broth·er / ˈbrə[voicedth]ər/ • n. 1. a man or boy in relation to other sons and daughters of his parents. ∎ a half-brother, stepbrother, or foster brother. ∎ a brother-in-law. ∎ a male associate or fellow member of an organization: fraternity brothers. ∎ inf. a black man (chiefly used as a term of address among black people). ∎ a fellow human being. ∎ a thing that resembles or is connected to another thing: the machine is almost identical to its larger brother.2. (pl. also breth·ren / ˈbre[voicedth]rin/ ) Christian Church a (male) fellow Christian. ∎ a member of a religious order or congregation of men: a Benedictine brother.• interj. used to express annoyance or surprise.DERIVATIVES: broth·er·li·ness n.broth·er·ly adj.ORIGIN: Old English brōthor, of Germanic origin; related to Dutch broeder and German Bruder, from an Indo-European root shared by Latin frater.

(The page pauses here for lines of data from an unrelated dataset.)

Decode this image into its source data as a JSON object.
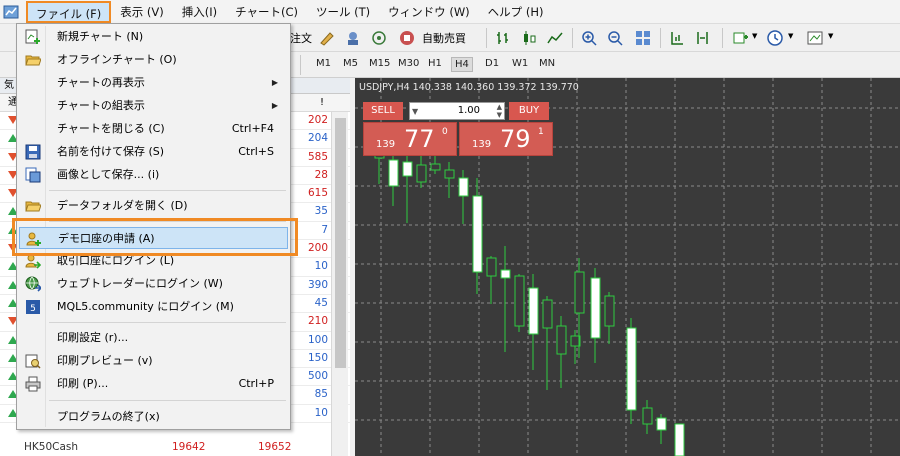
{
  "menubar": {
    "items": [
      {
        "label": "ファイル (F)"
      },
      {
        "label": "表示 (V)"
      },
      {
        "label": "挿入(I)"
      },
      {
        "label": "チャート(C)"
      },
      {
        "label": "ツール (T)"
      },
      {
        "label": "ウィンドウ (W)"
      },
      {
        "label": "ヘルプ (H)"
      }
    ]
  },
  "toolbar": {
    "auto_trade_label": "自動売買",
    "truncated_label": "注文"
  },
  "timeframes": [
    "M1",
    "M5",
    "M15",
    "M30",
    "H1",
    "H4",
    "D1",
    "W1",
    "MN"
  ],
  "active_timeframe": "H4",
  "market_watch": {
    "header_prefix": "気",
    "column_prefix": "通",
    "column_marker": "!",
    "values": [
      {
        "v": "202",
        "dir": "down",
        "color": "red"
      },
      {
        "v": "204",
        "dir": "up",
        "color": "blue"
      },
      {
        "v": "585",
        "dir": "down",
        "color": "red"
      },
      {
        "v": "28",
        "dir": "down",
        "color": "red"
      },
      {
        "v": "615",
        "dir": "down",
        "color": "red"
      },
      {
        "v": "35",
        "dir": "up",
        "color": "blue"
      },
      {
        "v": "7",
        "dir": "up",
        "color": "blue"
      },
      {
        "v": "200",
        "dir": "down",
        "color": "red"
      },
      {
        "v": "10",
        "dir": "up",
        "color": "blue"
      },
      {
        "v": "390",
        "dir": "up",
        "color": "blue"
      },
      {
        "v": "45",
        "dir": "up",
        "color": "blue"
      },
      {
        "v": "210",
        "dir": "down",
        "color": "red"
      },
      {
        "v": "100",
        "dir": "up",
        "color": "blue"
      },
      {
        "v": "150",
        "dir": "up",
        "color": "blue"
      },
      {
        "v": "500",
        "dir": "up",
        "color": "blue"
      },
      {
        "v": "85",
        "dir": "up",
        "color": "blue"
      },
      {
        "v": "10",
        "dir": "up",
        "color": "blue"
      }
    ],
    "bottom_row": {
      "symbol": "HK50Cash",
      "bid": "19642",
      "ask": "19652"
    }
  },
  "chart": {
    "info": "USDJPY,H4  140.338  140.360  139.372  139.770"
  },
  "trade": {
    "sell_label": "SELL",
    "buy_label": "BUY",
    "volume": "1.00",
    "sell_prefix": "139",
    "sell_big": "77",
    "sell_sup": "0",
    "buy_prefix": "139",
    "buy_big": "79",
    "buy_sup": "1"
  },
  "file_menu": {
    "items": [
      {
        "label": "新規チャート (N)",
        "shortcut": "",
        "submenu": false
      },
      {
        "label": "オフラインチャート (O)",
        "shortcut": "",
        "submenu": false
      },
      {
        "label": "チャートの再表示",
        "shortcut": "",
        "submenu": true
      },
      {
        "label": "チャートの組表示",
        "shortcut": "",
        "submenu": true
      },
      {
        "label": "チャートを閉じる (C)",
        "shortcut": "Ctrl+F4",
        "submenu": false
      },
      {
        "label": "名前を付けて保存 (S)",
        "shortcut": "Ctrl+S",
        "submenu": false
      },
      {
        "label": "画像として保存... (i)",
        "shortcut": "",
        "submenu": false
      },
      {
        "label": "データフォルダを開く (D)",
        "shortcut": "",
        "submenu": false
      },
      {
        "label": "デモ口座の申請 (A)",
        "shortcut": "",
        "submenu": false
      },
      {
        "label": "取引口座にログイン (L)",
        "shortcut": "",
        "submenu": false
      },
      {
        "label": "ウェブトレーダーにログイン (W)",
        "shortcut": "",
        "submenu": false
      },
      {
        "label": "MQL5.community にログイン (M)",
        "shortcut": "",
        "submenu": false
      },
      {
        "label": "印刷設定 (r)...",
        "shortcut": "",
        "submenu": false
      },
      {
        "label": "印刷プレビュー (v)",
        "shortcut": "",
        "submenu": false
      },
      {
        "label": "印刷 (P)...",
        "shortcut": "Ctrl+P",
        "submenu": false
      },
      {
        "label": "プログラムの終了(x)",
        "shortcut": "",
        "submenu": false
      }
    ],
    "highlighted": "デモ口座の申請 (A)"
  },
  "colors": {
    "highlight_border": "#f08a24",
    "menu_highlight": "#cde4f7",
    "chart_bg": "#3a3a3a",
    "candle_bull": "#ffffff",
    "candle_bear": "#3a3a3a",
    "wick": "#2ecc40",
    "trade_red": "#d35c54"
  }
}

Brother Jonathan America personified. Recorded from the early 19th century, the term is said to come from the name applied to Jonathan Trumbull, Governor of New York, by George Washington, and to have been used originally with biblical reference to 2 Samuel 1:26.
See also Big Brother at big.